Prepaid cards may become more popular with U.S. consumers after a recent study revealed that they could save more than $141.65 per year in annual fees over traditional checking accounts.
Consumers will end up paying at least $218 per year using traditional checking accounts in comparison to the minimum $73.35 per year they can pay by using prepaid cards, according to a study released by financial services consulting company Bretton Woods Inc. analyzing payment options such as basic checking accounts, reloadable prepaid cards, cash-based lifestyles and check cashing services.
The study showed that prepaid card users may pay between $76.35 to $261.35 in annual fees if they used direct deposit and between $184.35 to $380.15 if they didn’t. Checking account customers stood to pay anywhere between $218.35 to $314 per year to manage their accounts, while those use both check cashing facilities or primarily pay with cash stood to pay between $139.68 to $719.64 annually in fees.
Bretton Wood’s study of the payment market, its second since 2009, compared the prices of basic FDIC-insured checking accounts offered by the four largest U.S. banks by assets with the prices offered by the largest U.S. card issuers providing prepaid card services.

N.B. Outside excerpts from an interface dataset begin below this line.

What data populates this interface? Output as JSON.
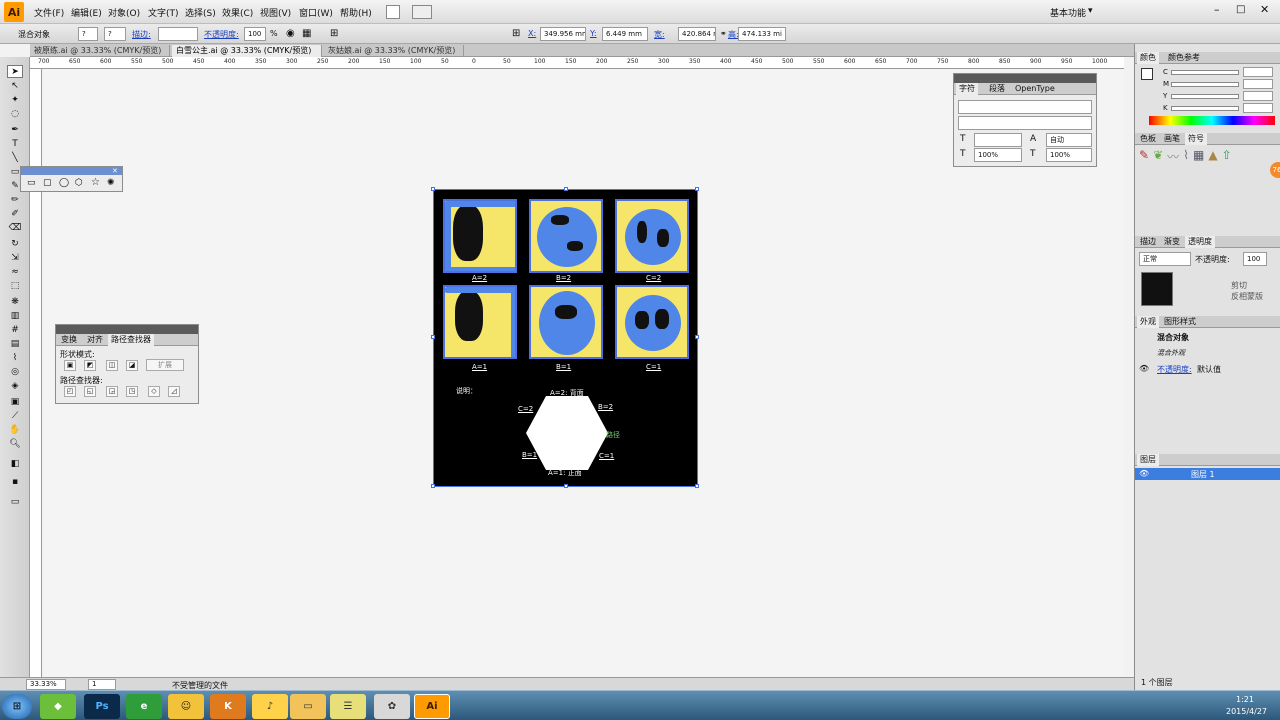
{
  "app": {
    "logo": "Ai",
    "workspace": "基本功能"
  },
  "menu": [
    "文件(F)",
    "编辑(E)",
    "对象(O)",
    "文字(T)",
    "选择(S)",
    "效果(C)",
    "视图(V)",
    "窗口(W)",
    "帮助(H)"
  ],
  "control_bar": {
    "object_type": "混合对象",
    "stroke_label": "描边:",
    "opacity_label": "不透明度:",
    "opacity_value": "100",
    "percent": "%",
    "x_label": "X:",
    "x_value": "349.956 mm",
    "y_label": "Y:",
    "y_value": "6.449 mm",
    "w_label": "宽:",
    "w_value": "420.864 m",
    "h_label": "高:",
    "h_value": "474.133 mi"
  },
  "doc_tabs": [
    "被原练.ai @ 33.33% (CMYK/预览)",
    "白雪公主.ai @ 33.33% (CMYK/预览)",
    "灰姑娘.ai @ 33.33% (CMYK/预览)"
  ],
  "ruler_ticks": [
    "700",
    "650",
    "600",
    "550",
    "500",
    "450",
    "400",
    "350",
    "300",
    "250",
    "200",
    "150",
    "100",
    "50",
    "0",
    "50",
    "100",
    "150",
    "200",
    "250",
    "300",
    "350",
    "400",
    "450",
    "500",
    "550",
    "600",
    "650",
    "700",
    "750",
    "800",
    "850",
    "900",
    "950",
    "1000"
  ],
  "char_panel": {
    "tabs": [
      "字符",
      "段落",
      "OpenType"
    ],
    "leading": "自动",
    "hscale": "100%",
    "vscale": "100%"
  },
  "pathfinder_panel": {
    "tabs": [
      "变换",
      "对齐",
      "路径查找器"
    ],
    "shape_modes": "形状模式:",
    "expand": "扩展",
    "pathfinders": "路径查找器:"
  },
  "artboard": {
    "labels_row1": [
      "A=2",
      "B=2",
      "C=2"
    ],
    "labels_row2": [
      "A=1",
      "B=1",
      "C=1"
    ],
    "note": "说明：",
    "hex_labels": {
      "top": "A=2: 背面",
      "tl": "C=2",
      "tr": "B=2",
      "right": "路径",
      "bl": "B=1",
      "br": "C=1",
      "bottom": "A=1: 正面"
    }
  },
  "dock": {
    "color_tabs": [
      "颜色",
      "颜色参考"
    ],
    "cmyk": [
      "C",
      "M",
      "Y",
      "K"
    ],
    "swatch_tabs": [
      "色板",
      "画笔",
      "符号"
    ],
    "stroke_tabs": [
      "描边",
      "渐变",
      "透明度"
    ],
    "blend_mode": "正常",
    "opacity_label": "不透明度:",
    "opacity_value": "100",
    "clip": "剪切",
    "invert_mask": "反相蒙版",
    "appearance_tabs": [
      "外观",
      "图形样式"
    ],
    "appearance_title": "混合对象",
    "appearance_sub": "混合外观",
    "appearance_opacity": "不透明度:",
    "appearance_default": "默认值",
    "layers_tab": "图层",
    "layer_name": "图层 1",
    "layer_count": "1 个图层",
    "badge": "76"
  },
  "status": {
    "zoom": "33.33%",
    "page": "1",
    "message": "不受管理的文件"
  },
  "taskbar": {
    "time": "1:21",
    "date": "2015/4/27",
    "apps": [
      "Ps",
      "Ai"
    ]
  }
}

“Just like our 2009 report, this year we found that prepaid cards offer a compelling value because they fill a growing void created by increasing fees for checking accounts driven by recent legislation,” said the study’s author, economist G. Michael Flores, in a statement. “Reloadable prepaid card fees are reasonable and consumers are turning to the products because the cards meet their basic financial needs with consumer protections and convenience of features at an attractive price point.”
Interchange Fee Rules Threaten Banking Services
A number of U.S. banks have rolled back free checking services and debit rewards programs in response to tighter federal regulations imposed through legislation like the Dodd-Frank Act and 2009’s The Credit CARD Act. A current rule that would impose limits on interchange fees charged to merchants by financial institutions is already expected to cost American banks some $12 billion.
The rule—coined the Durbin Amendment after its creator Sen. Richard J. Durbin—would cap interchange fees charged by banks with assets of $10 billion or more at 12 cents. Smaller banks and credit unions not beholden to the rules still argue that they would be negatively impacted if merchants choose not to allow use of their cards. If approved in its final form, the Durbin amendment, included in the Dodd-Frank Act, would take effect this July.